Public ignorance about the process of basic scientific research. The consequent problems faced by scientists seeking funding from government sources. And the danger of turning Nobel laureates into icons.

These are the issues that Professor Douglas Osheroff, a 1996 Nobel Prize winner in physics, touched on during last Friday's Ethics@Noon talk. While Osheroff questioned whether his pet peeves are purely ethical problems, the scientist said he was more qualified to discuss them than talk about political quandaries such as U.S. involvement in Bosnia.

"It's been a long time since I thought about any ethical issues at all," Osheroff told about a dozen students and campus community members gathered in Building 110 for the weekly speaker series. That's because, he said, it's extremely hard to cheat in physics: Experiments have to be reproducible.

Osheroff explained that, since the end of the Cold War, it has become increasingly difficult for scientists like him working in basic research to obtain funding support. When the Soviet Union was viewed as the enemy superpower, he said, physics research in this country was funded because it was regarded as vital for national defense. "Just as physics brought us transistors and we're happy [to have] them, physics also brought the military the hydrogen bomb," he explained. "Even though [that] wasn't particularly good, if our enemies had it and we didn't, that was particularly bad. That was the reason for funding physics research for a long time."

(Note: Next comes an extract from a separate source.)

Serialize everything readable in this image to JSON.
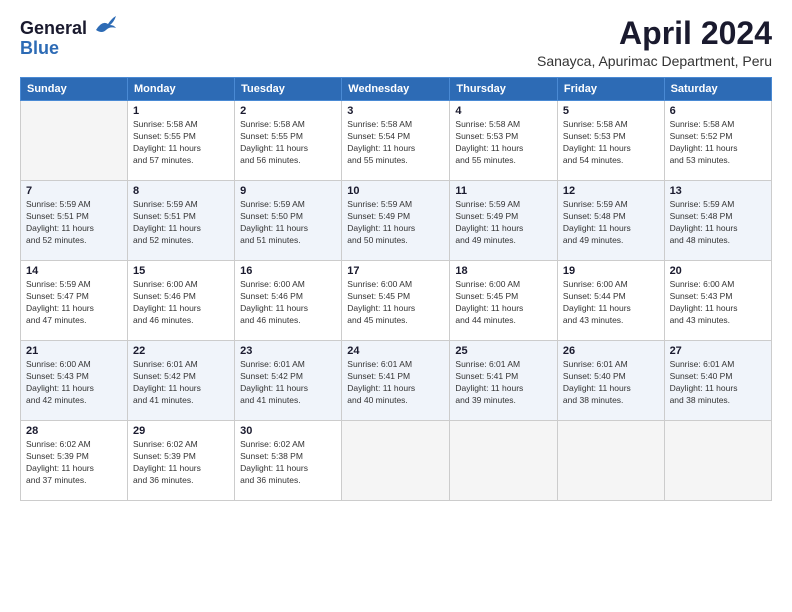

All that changed after 1990 with the breakup of the Soviet Union. Instead of using national defense as a justification for research, scientists had to prove that their work was vital for U.S. economic competitiveness. "That's tough for someone doing extra-low temperature physics," he said. The discovery of superfluidity that earned Osheroff the Nobel has no commercial or economic interest, the professor said.

Osheroff said it disturbs him when researchers are forced to make claims about their work that they only marginally believe in themselves because the government and the public don't understand the process of basic research. "The United States wins at least half of the Nobels given in the physical sciences," he says. "That's remarkable. And yet the American public is blissfully ignorant of the process that results in the new technologies and the new discoveries that are rewarded by Nobel prizes."

Scientists do not work in a vacuum, Osheroff explained. "I will always point out that the work I did that led to the Nobel Prize rested very strongly on the contributions of other people," he said. But people choose to ignore this. "[They] simply don't want to think about the complicated structure that makes the scientific establishment function. As a result, the scientific community is "perpetually in a state of instability" because it relies on public funding.

Finally, Osheroff said, as a laureate, he feels a greater sense of responsibility to "propagate the enthusiasm I feel for science" and to "gently correct" the misimpressions people have about the discipline. During the first year after he won the prize, Osheroff logged more than 100,000 miles traveling around the world to talk about science. He still travels extensively.

But earning a Nobel hasn't made him an expert on everything. Osheroff said that once an aide to a state legislator called him and asked for his views on science education, from kindergarten to 12th grade. "I said, 'Surely, I'm not an expert at that,'" he recalled. "The aide was almost speechless. He said, 'You must be, you're a Nobel laureate.'" SR